--- WHAT YOU HAVE TO DO ---
Copy the lines below exactly. No picture goes into the copy.

--- RECORDS FOR THIS EXERCISE ---
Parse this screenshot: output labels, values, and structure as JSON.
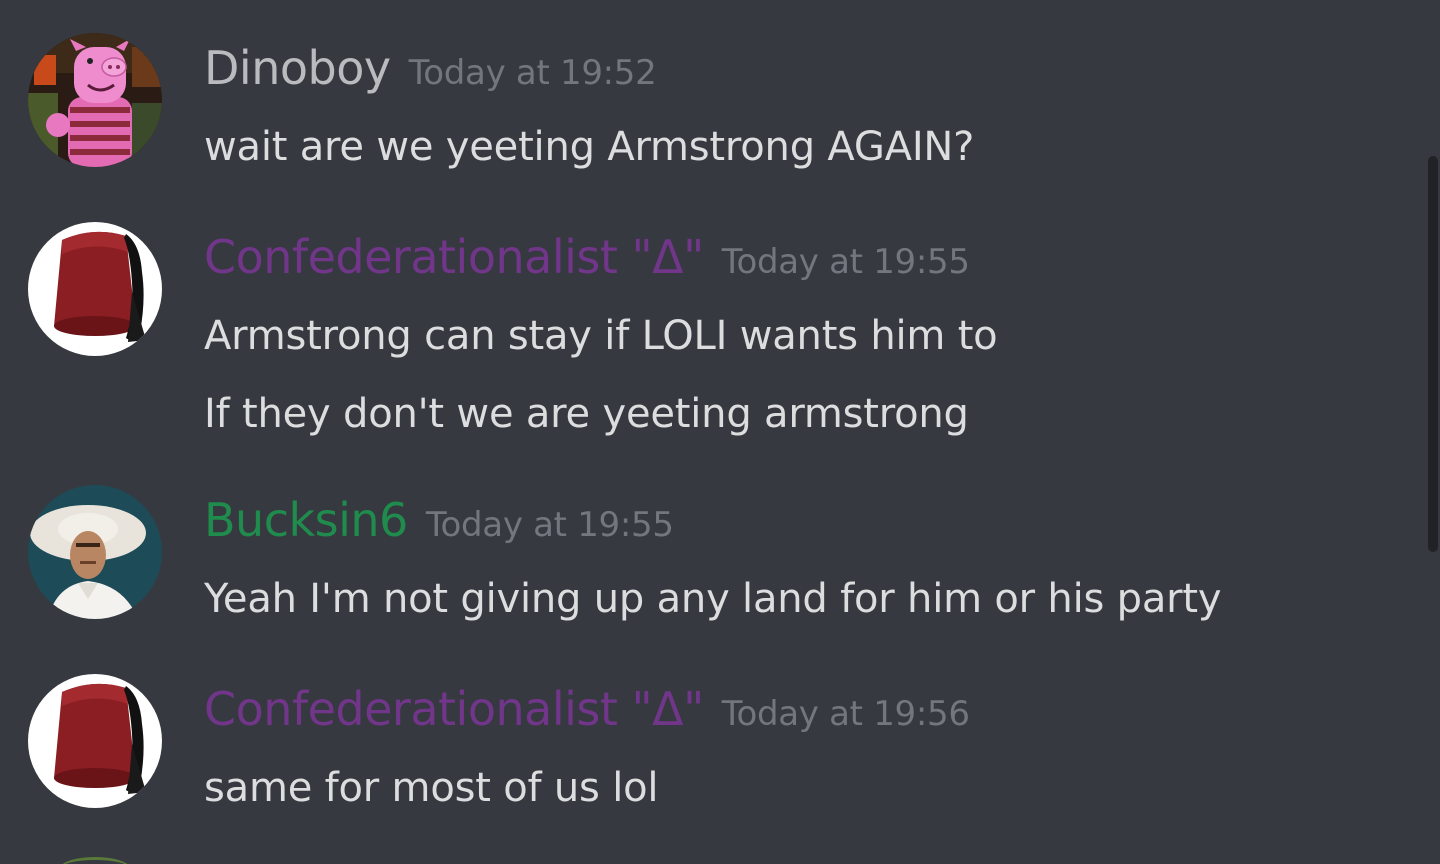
{
  "colors": {
    "background": "#36393f",
    "timestamp": "#72767d",
    "message_text": "#dcddde",
    "purple_role": "#71368a",
    "green_role": "#1f8b4c",
    "grey_name": "#b9bbbe"
  },
  "messages": [
    {
      "avatar_icon": "pink-pig-figure-avatar",
      "username": "Dinoboy",
      "name_color": "#b9bbbe",
      "timestamp": "Today at 19:52",
      "lines": [
        "wait are we yeeting Armstrong AGAIN?"
      ]
    },
    {
      "avatar_icon": "fez-hat-avatar",
      "username": "Confederationalist \"Δ\"",
      "name_color": "#71368a",
      "timestamp": "Today at 19:55",
      "lines": [
        "Armstrong can stay if LOLI wants him to",
        "If they don't we are yeeting armstrong"
      ]
    },
    {
      "avatar_icon": "man-in-white-hat-avatar",
      "username": "Bucksin6",
      "name_color": "#1f8b4c",
      "timestamp": "Today at 19:55",
      "lines": [
        "Yeah I'm not giving up any land for him or his party"
      ]
    },
    {
      "avatar_icon": "fez-hat-avatar",
      "username": "Confederationalist \"Δ\"",
      "name_color": "#71368a",
      "timestamp": "Today at 19:56",
      "lines": [
        "same for most of us lol"
      ]
    }
  ]
}
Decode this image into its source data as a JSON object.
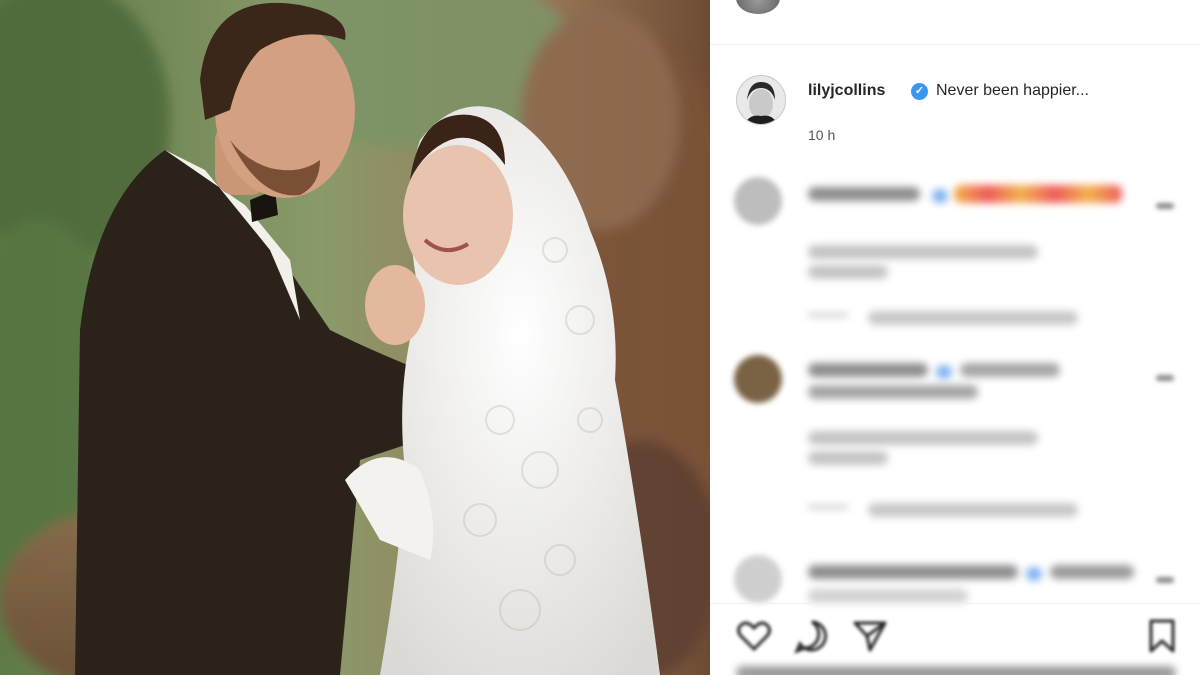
{
  "post": {
    "username": "lilyjcollins",
    "caption": "Never been happier...",
    "timestamp": "10 h",
    "verified": true
  },
  "colors": {
    "verified_badge": "#3897f0",
    "text_primary": "#262626",
    "text_secondary": "#555555",
    "divider": "#efefef"
  },
  "icons": [
    "verified-icon",
    "heart-icon",
    "comment-icon",
    "share-icon",
    "bookmark-icon",
    "more-options-icon"
  ]
}
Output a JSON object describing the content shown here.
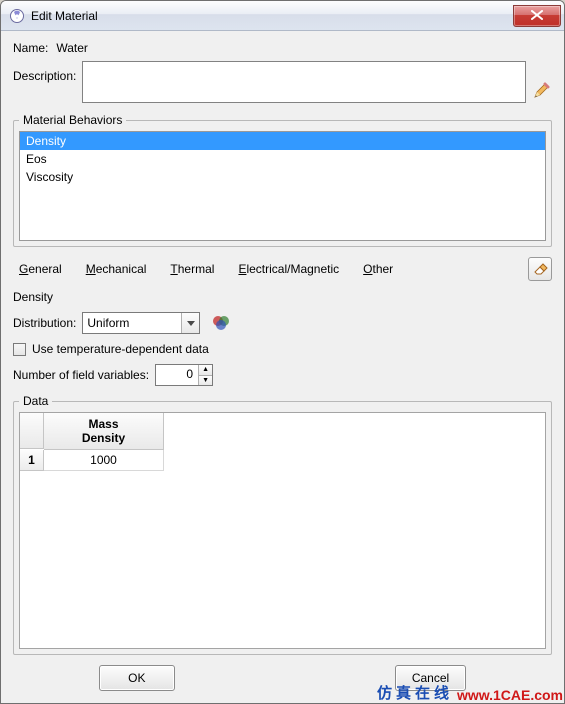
{
  "titlebar": {
    "title": "Edit Material"
  },
  "nameLabel": "Name:",
  "nameValue": "Water",
  "descLabel": "Description:",
  "behaviorsLegend": "Material Behaviors",
  "behaviors": {
    "items": [
      "Density",
      "Eos",
      "Viscosity"
    ],
    "selected": 0
  },
  "menu": {
    "general": "General",
    "mechanical": "Mechanical",
    "thermal": "Thermal",
    "electrical": "Electrical/Magnetic",
    "other": "Other"
  },
  "section": {
    "title": "Density",
    "distLabel": "Distribution:",
    "distValue": "Uniform",
    "tempDep": "Use temperature-dependent data",
    "fieldVarsLabel": "Number of field variables:",
    "fieldVarsValue": "0"
  },
  "dataLegend": "Data",
  "grid": {
    "colHeader": "Mass\nDensity",
    "rowNum": "1",
    "cell": "1000"
  },
  "buttons": {
    "ok": "OK",
    "cancel": "Cancel"
  },
  "watermark": {
    "cn": "仿真在线",
    "url": "www.1CAE.com"
  }
}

--- FINISHED TASK ---
Parse this screenshot: output labels, values, and structure as JSON.
{
  "colors": {
    "background": "#36393f",
    "timestamp": "#72767d",
    "message_text": "#dcddde",
    "purple_role": "#71368a",
    "green_role": "#1f8b4c",
    "grey_name": "#b9bbbe"
  },
  "messages": [
    {
      "avatar_icon": "pink-pig-figure-avatar",
      "username": "Dinoboy",
      "name_color": "#b9bbbe",
      "timestamp": "Today at 19:52",
      "lines": [
        "wait are we yeeting Armstrong AGAIN?"
      ]
    },
    {
      "avatar_icon": "fez-hat-avatar",
      "username": "Confederationalist \"Δ\"",
      "name_color": "#71368a",
      "timestamp": "Today at 19:55",
      "lines": [
        "Armstrong can stay if LOLI wants him to",
        "If they don't we are yeeting armstrong"
      ]
    },
    {
      "avatar_icon": "man-in-white-hat-avatar",
      "username": "Bucksin6",
      "name_color": "#1f8b4c",
      "timestamp": "Today at 19:55",
      "lines": [
        "Yeah I'm not giving up any land for him or his party"
      ]
    },
    {
      "avatar_icon": "fez-hat-avatar",
      "username": "Confederationalist \"Δ\"",
      "name_color": "#71368a",
      "timestamp": "Today at 19:56",
      "lines": [
        "same for most of us lol"
      ]
    }
  ]
}
Decode this image into its source data as a JSON object.
{
  "post": {
    "username": "lilyjcollins",
    "caption": "Never been happier...",
    "timestamp": "10 h",
    "verified": true
  },
  "colors": {
    "verified_badge": "#3897f0",
    "text_primary": "#262626",
    "text_secondary": "#555555",
    "divider": "#efefef"
  },
  "icons": [
    "verified-icon",
    "heart-icon",
    "comment-icon",
    "share-icon",
    "bookmark-icon",
    "more-options-icon"
  ]
}
Output a JSON object describing the content shown here.
{
  "titlebar": {
    "title": "Edit Material"
  },
  "nameLabel": "Name:",
  "nameValue": "Water",
  "descLabel": "Description:",
  "behaviorsLegend": "Material Behaviors",
  "behaviors": {
    "items": [
      "Density",
      "Eos",
      "Viscosity"
    ],
    "selected": 0
  },
  "menu": {
    "general": "General",
    "mechanical": "Mechanical",
    "thermal": "Thermal",
    "electrical": "Electrical/Magnetic",
    "other": "Other"
  },
  "section": {
    "title": "Density",
    "distLabel": "Distribution:",
    "distValue": "Uniform",
    "tempDep": "Use temperature-dependent data",
    "fieldVarsLabel": "Number of field variables:",
    "fieldVarsValue": "0"
  },
  "dataLegend": "Data",
  "grid": {
    "colHeader": "Mass\nDensity",
    "rowNum": "1",
    "cell": "1000"
  },
  "buttons": {
    "ok": "OK",
    "cancel": "Cancel"
  },
  "watermark": {
    "cn": "仿真在线",
    "url": "www.1CAE.com"
  }
}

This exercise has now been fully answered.